A black hole is a region in space where gravity is so strong that nothing, not even light, can escape. While they cannot be seen directly black holes can be detected by the effect their immense gravity has on nearby objects.
Artist's concept of a black hole.
Black holes have such strong gravity because their mass (which is tens to millions times the mass of the Sun) is confined to an extremely small region. This is called the singularity, a region of infinite density and infinite smallness, that cannot be described by the normal laws of physics.
The boundary of a black hole is called the event horizon. It is an invisible boundary but once across it you are pulled in towards the black hole with no means of escape. Furthermore, nothing within the event horizon can be seen by the outside world. The radius of the event horizon (in kilometers) is equal to 3 times the mass of the black hole (in solar masses).
Inside the event horizon, gravity increases rapidly as you approach the singularity. The change in gravity is so strong, that say you were to cross the event horizon feet first, your feet, being closer to the singularity will be under more gravity than your head. You would be stretched length-ways and squeezed sideways to form a long thin string of spaghetti before being ripped completely apart!

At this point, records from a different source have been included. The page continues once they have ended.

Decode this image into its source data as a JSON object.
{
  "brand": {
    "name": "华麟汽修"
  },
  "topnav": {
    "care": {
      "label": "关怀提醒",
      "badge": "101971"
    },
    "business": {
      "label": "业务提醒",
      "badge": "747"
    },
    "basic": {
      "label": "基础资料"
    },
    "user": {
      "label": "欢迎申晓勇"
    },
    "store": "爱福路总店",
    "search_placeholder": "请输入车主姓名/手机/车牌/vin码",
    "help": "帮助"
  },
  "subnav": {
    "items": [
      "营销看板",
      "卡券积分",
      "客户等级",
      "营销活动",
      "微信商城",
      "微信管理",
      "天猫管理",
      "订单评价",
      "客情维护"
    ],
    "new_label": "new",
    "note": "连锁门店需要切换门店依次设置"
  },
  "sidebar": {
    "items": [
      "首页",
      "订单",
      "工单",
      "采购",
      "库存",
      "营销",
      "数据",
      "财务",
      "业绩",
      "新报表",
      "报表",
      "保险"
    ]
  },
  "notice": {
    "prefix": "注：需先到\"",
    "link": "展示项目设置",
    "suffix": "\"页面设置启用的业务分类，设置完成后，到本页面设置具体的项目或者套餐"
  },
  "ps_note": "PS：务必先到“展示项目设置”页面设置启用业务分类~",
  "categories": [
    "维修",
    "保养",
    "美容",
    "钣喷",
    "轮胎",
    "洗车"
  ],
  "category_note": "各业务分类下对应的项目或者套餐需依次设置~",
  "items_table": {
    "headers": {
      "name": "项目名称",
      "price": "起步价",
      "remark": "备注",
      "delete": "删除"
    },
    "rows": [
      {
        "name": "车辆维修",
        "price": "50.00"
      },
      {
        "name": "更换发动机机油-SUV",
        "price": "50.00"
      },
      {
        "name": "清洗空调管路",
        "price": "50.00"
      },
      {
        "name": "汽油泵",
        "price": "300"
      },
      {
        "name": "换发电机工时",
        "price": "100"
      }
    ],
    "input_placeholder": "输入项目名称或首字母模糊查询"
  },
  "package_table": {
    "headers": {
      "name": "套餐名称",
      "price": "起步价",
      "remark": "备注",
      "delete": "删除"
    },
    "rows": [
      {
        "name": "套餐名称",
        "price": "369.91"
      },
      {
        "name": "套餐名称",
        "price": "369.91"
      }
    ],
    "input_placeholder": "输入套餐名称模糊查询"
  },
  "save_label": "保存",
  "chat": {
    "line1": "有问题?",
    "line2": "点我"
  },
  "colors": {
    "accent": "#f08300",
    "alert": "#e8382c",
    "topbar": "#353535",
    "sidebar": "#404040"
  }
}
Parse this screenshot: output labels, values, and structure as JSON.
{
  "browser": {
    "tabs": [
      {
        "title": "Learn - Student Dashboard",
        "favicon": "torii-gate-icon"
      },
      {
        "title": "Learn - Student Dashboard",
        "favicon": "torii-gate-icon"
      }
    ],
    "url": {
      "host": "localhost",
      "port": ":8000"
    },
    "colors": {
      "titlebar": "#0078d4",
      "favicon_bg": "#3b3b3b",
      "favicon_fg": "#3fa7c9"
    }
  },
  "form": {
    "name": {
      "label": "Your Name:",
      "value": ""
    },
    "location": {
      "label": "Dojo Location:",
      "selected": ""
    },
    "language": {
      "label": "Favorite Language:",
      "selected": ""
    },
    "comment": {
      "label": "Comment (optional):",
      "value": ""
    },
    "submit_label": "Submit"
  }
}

And if that's not bizarre enough, black holes also change the pace of time. Our common sense drives us to believe that time is constant but time slows down when gravity is strong (as predicted by Einstein's Theory of General Relativity). Experiments comparing clocks at the surface of the Earth to clocks placed at the top of multi-storey buildings, in high-flying aircraft, and in space flights, have shown that the ground-level clocks that are closer to the Earth's centre of gravity, run a little bit slower.
If you were to watch someone cross a black hole's event horizon and they happened to be carrying a clock you (the observer) would see the clock's second hand slow to an almost stop. The ill-fated person would appear frozen in time, hovering near the event horizon.
But the person falling would have no such reprieve. And in fact, if they tried to slow down it would only make things worse. For time also slows when accelerating. So the best advice for a person falling into a black hole is not to try and stop! By braking (decelerating) time speeds up and you approach the singularity faster than if you did nothing. Isn't physics strange!
Black holes do not roam the Universe devouring everything in sight. If the Sun was to suddenly be replaced by a black hole with the same mass as the Sun the Earth would continue to orbit as if nothing had happened. We would, however, notice the distinct lack of heat and sunlight!